* Exercise instructions:
Give the number of lines below that hold "this", and only that.

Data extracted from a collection
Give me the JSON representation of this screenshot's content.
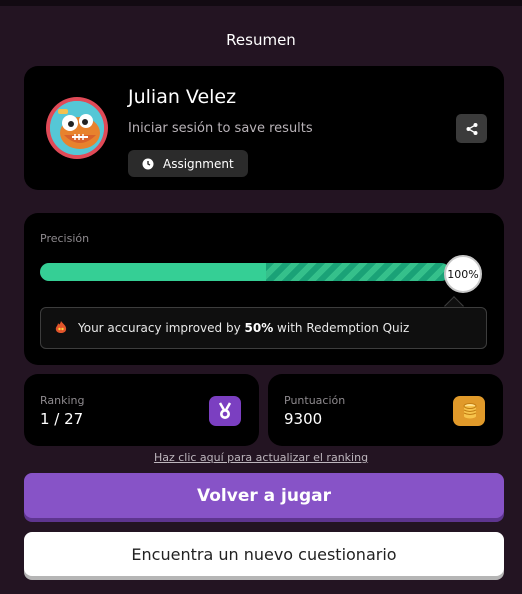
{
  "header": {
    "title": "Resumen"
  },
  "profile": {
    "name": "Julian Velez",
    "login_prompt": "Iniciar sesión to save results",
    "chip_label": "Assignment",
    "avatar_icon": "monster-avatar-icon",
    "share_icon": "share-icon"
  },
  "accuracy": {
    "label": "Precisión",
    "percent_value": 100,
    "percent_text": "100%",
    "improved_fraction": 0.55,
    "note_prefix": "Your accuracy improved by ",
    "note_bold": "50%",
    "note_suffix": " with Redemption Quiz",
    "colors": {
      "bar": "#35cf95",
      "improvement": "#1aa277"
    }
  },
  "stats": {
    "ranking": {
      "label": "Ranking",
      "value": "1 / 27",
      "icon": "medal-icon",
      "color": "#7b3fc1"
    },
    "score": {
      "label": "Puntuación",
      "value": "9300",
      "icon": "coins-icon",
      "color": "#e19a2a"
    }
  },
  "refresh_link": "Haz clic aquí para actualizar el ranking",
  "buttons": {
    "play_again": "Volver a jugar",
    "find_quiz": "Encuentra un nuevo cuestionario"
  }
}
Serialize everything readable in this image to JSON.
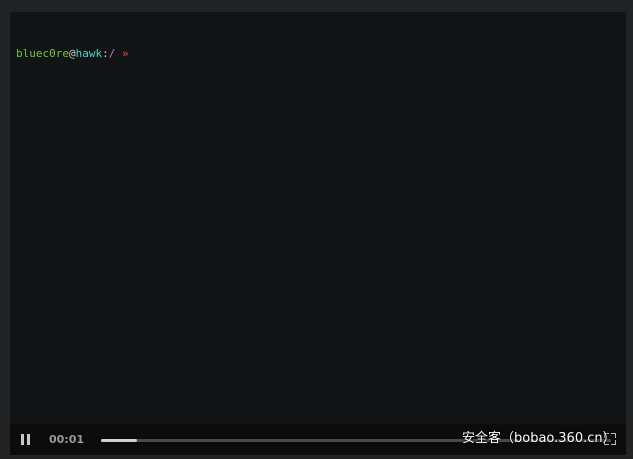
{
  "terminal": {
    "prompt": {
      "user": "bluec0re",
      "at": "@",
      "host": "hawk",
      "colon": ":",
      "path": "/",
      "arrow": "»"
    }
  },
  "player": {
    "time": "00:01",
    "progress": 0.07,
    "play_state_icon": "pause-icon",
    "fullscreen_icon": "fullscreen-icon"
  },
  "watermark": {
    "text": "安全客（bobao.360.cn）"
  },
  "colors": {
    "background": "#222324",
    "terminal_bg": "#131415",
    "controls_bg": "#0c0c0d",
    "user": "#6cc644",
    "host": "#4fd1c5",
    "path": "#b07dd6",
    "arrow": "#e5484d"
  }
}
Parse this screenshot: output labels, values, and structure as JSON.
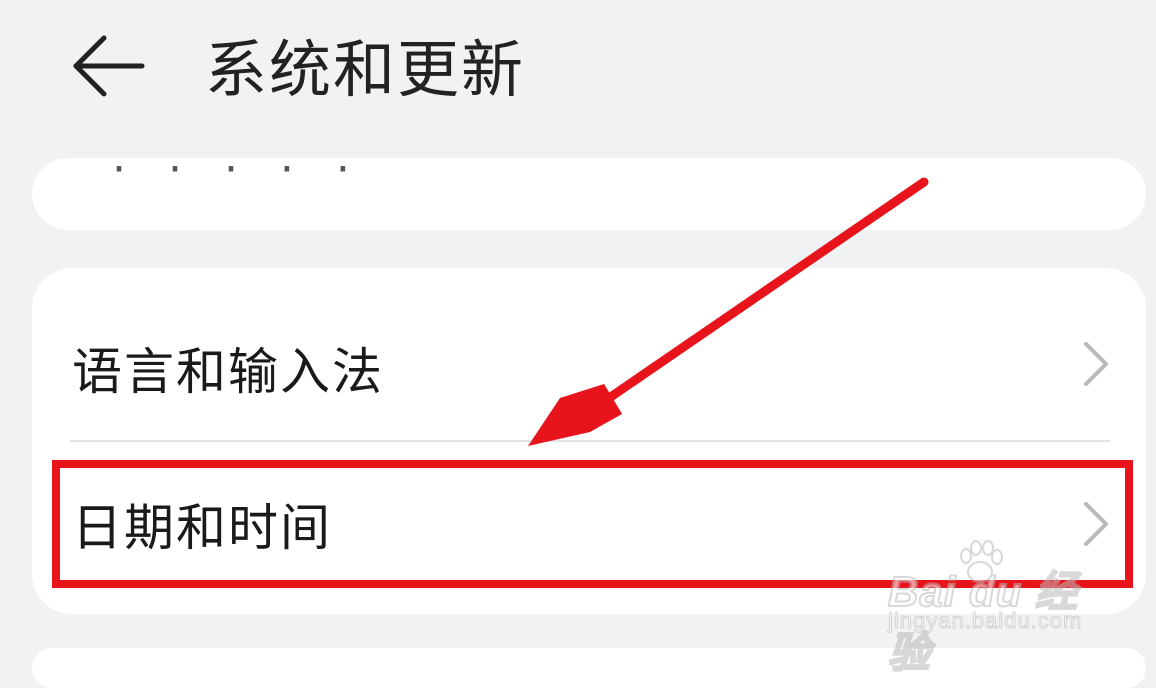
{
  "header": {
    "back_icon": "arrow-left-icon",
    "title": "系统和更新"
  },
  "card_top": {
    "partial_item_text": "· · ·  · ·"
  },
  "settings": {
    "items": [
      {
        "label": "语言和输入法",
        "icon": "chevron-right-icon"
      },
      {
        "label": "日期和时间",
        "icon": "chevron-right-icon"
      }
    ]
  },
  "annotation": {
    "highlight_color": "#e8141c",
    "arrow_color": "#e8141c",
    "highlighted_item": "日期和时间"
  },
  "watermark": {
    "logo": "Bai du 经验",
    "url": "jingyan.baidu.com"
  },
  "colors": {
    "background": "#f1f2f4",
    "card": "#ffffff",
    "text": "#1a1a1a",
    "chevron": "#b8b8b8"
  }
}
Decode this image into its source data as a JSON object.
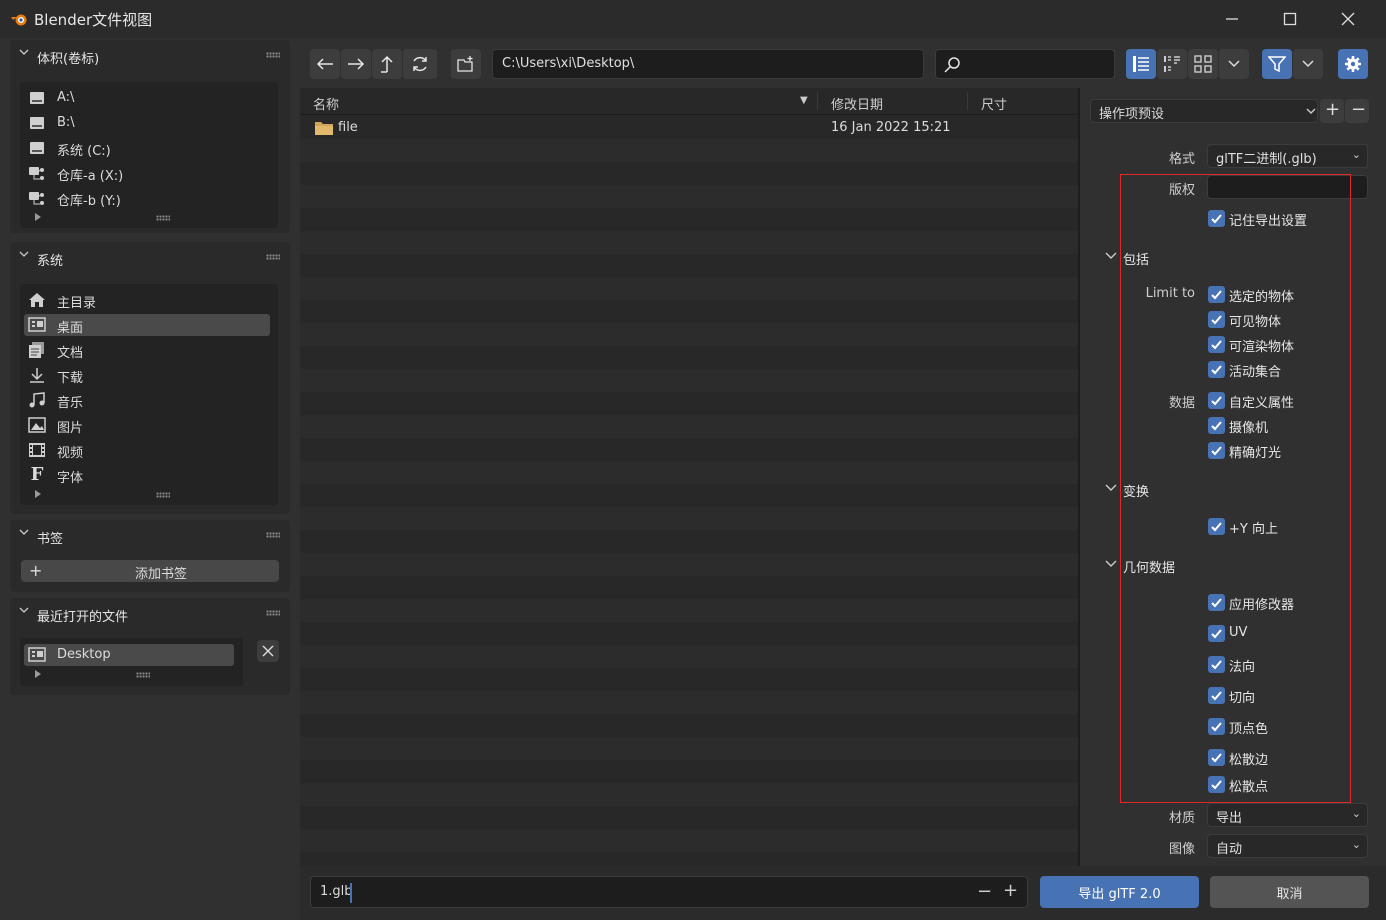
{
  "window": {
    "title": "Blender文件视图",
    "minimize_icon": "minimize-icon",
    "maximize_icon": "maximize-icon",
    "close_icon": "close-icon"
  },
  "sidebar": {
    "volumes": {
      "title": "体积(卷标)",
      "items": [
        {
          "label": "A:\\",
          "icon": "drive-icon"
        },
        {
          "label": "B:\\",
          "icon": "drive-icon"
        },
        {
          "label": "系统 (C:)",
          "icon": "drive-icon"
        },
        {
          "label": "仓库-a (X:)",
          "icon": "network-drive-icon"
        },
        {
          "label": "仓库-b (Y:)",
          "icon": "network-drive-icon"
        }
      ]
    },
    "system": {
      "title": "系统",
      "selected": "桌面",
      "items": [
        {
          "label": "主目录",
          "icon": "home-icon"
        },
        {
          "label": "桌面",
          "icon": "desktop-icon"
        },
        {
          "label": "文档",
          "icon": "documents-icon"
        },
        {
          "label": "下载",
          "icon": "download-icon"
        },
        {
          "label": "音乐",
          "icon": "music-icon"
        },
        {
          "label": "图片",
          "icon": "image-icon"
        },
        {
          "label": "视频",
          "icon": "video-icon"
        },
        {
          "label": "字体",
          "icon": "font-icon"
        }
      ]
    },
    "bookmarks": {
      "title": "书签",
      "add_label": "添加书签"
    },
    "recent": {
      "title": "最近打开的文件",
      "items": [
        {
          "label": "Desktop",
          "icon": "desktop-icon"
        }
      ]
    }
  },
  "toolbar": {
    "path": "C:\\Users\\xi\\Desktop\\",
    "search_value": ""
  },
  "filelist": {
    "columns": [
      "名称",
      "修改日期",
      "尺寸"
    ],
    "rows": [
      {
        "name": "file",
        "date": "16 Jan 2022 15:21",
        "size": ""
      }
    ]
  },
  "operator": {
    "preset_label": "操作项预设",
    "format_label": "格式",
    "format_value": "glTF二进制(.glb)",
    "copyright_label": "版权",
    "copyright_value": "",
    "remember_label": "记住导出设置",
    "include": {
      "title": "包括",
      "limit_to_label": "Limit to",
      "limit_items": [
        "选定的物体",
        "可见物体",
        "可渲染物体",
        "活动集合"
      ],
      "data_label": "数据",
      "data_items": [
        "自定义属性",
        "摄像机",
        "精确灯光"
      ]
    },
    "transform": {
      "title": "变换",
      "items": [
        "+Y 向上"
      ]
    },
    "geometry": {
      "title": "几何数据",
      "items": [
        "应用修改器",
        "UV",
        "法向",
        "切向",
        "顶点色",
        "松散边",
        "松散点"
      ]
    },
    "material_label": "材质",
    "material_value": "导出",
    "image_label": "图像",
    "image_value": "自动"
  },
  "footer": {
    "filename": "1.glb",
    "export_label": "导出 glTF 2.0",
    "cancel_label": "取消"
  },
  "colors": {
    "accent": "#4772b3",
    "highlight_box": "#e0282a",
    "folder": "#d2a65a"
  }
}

* Answer to the problem:
4